Leaving out every image, restate all the records word for word.

Items from an interface collection
- Opening Delimiter -

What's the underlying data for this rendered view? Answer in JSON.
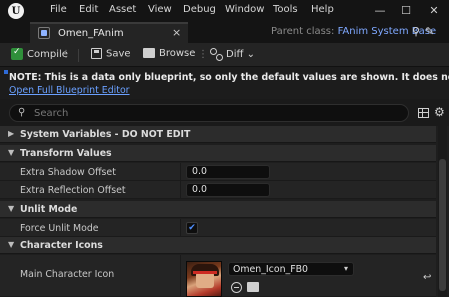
{
  "menu": {
    "logo": "U",
    "items": [
      "File",
      "Edit",
      "Asset",
      "View",
      "Debug",
      "Window",
      "Tools",
      "Help"
    ]
  },
  "window_controls": {
    "minimize": "—",
    "maximize": "☐",
    "close": "✕"
  },
  "tab": {
    "title": "Omen_FAnim",
    "close": "×"
  },
  "parent_class": {
    "label": "Parent class:",
    "value": "FAnim System Base"
  },
  "toolbar": {
    "compile_label": "Compile",
    "save_label": "Save",
    "browse_label": "Browse",
    "diff_label": "Diff",
    "diff_chevron": "⌄",
    "more": "⋮"
  },
  "notice": {
    "text": "NOTE: This is a data only blueprint, so only the default values are shown.  It does not have any script or variable",
    "link": "Open Full Blueprint Editor"
  },
  "search": {
    "placeholder": "Search",
    "value": ""
  },
  "details": {
    "categories": [
      {
        "label": "System Variables - DO NOT EDIT",
        "expanded": false
      },
      {
        "label": "Transform Values",
        "expanded": true
      },
      {
        "label": "Unlit Mode",
        "expanded": true
      },
      {
        "label": "Character Icons",
        "expanded": true
      }
    ],
    "properties": {
      "extra_shadow_offset": {
        "label": "Extra Shadow Offset",
        "value": "0.0"
      },
      "extra_reflection_offset": {
        "label": "Extra Reflection Offset",
        "value": "0.0"
      },
      "force_unlit_mode": {
        "label": "Force Unlit Mode",
        "checked": true,
        "check_glyph": "✔"
      },
      "main_character_icon": {
        "label": "Main Character Icon",
        "asset": "Omen_Icon_FB0",
        "reset_glyph": "↩"
      }
    }
  },
  "icons": {
    "search": "⚲",
    "settings": "⚙",
    "edit": "✎",
    "expanded": "▼",
    "collapsed": "▶",
    "chevron": "▾"
  },
  "colors": {
    "accent_blue": "#6aa0ff",
    "compile_green": "#2f8f3a",
    "panel_bg": "#1e1e1e"
  }
}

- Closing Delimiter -

• [TASK RESULT]
What's the underlying data for this rendered view? Answer in JSON.
{
  "menu": {
    "logo": "U",
    "items": [
      "File",
      "Edit",
      "Asset",
      "View",
      "Debug",
      "Window",
      "Tools",
      "Help"
    ]
  },
  "window_controls": {
    "minimize": "—",
    "maximize": "☐",
    "close": "✕"
  },
  "tab": {
    "title": "Omen_FAnim",
    "close": "×"
  },
  "parent_class": {
    "label": "Parent class:",
    "value": "FAnim System Base"
  },
  "toolbar": {
    "compile_label": "Compile",
    "save_label": "Save",
    "browse_label": "Browse",
    "diff_label": "Diff",
    "diff_chevron": "⌄",
    "more": "⋮"
  },
  "notice": {
    "text": "NOTE: This is a data only blueprint, so only the default values are shown.  It does not have any script or variable",
    "link": "Open Full Blueprint Editor"
  },
  "search": {
    "placeholder": "Search",
    "value": ""
  },
  "details": {
    "categories": [
      {
        "label": "System Variables - DO NOT EDIT",
        "expanded": false
      },
      {
        "label": "Transform Values",
        "expanded": true
      },
      {
        "label": "Unlit Mode",
        "expanded": true
      },
      {
        "label": "Character Icons",
        "expanded": true
      }
    ],
    "properties": {
      "extra_shadow_offset": {
        "label": "Extra Shadow Offset",
        "value": "0.0"
      },
      "extra_reflection_offset": {
        "label": "Extra Reflection Offset",
        "value": "0.0"
      },
      "force_unlit_mode": {
        "label": "Force Unlit Mode",
        "checked": true,
        "check_glyph": "✔"
      },
      "main_character_icon": {
        "label": "Main Character Icon",
        "asset": "Omen_Icon_FB0",
        "reset_glyph": "↩"
      }
    }
  },
  "icons": {
    "search": "⚲",
    "settings": "⚙",
    "edit": "✎",
    "expanded": "▼",
    "collapsed": "▶",
    "chevron": "▾"
  },
  "colors": {
    "accent_blue": "#6aa0ff",
    "compile_green": "#2f8f3a",
    "panel_bg": "#1e1e1e"
  }
}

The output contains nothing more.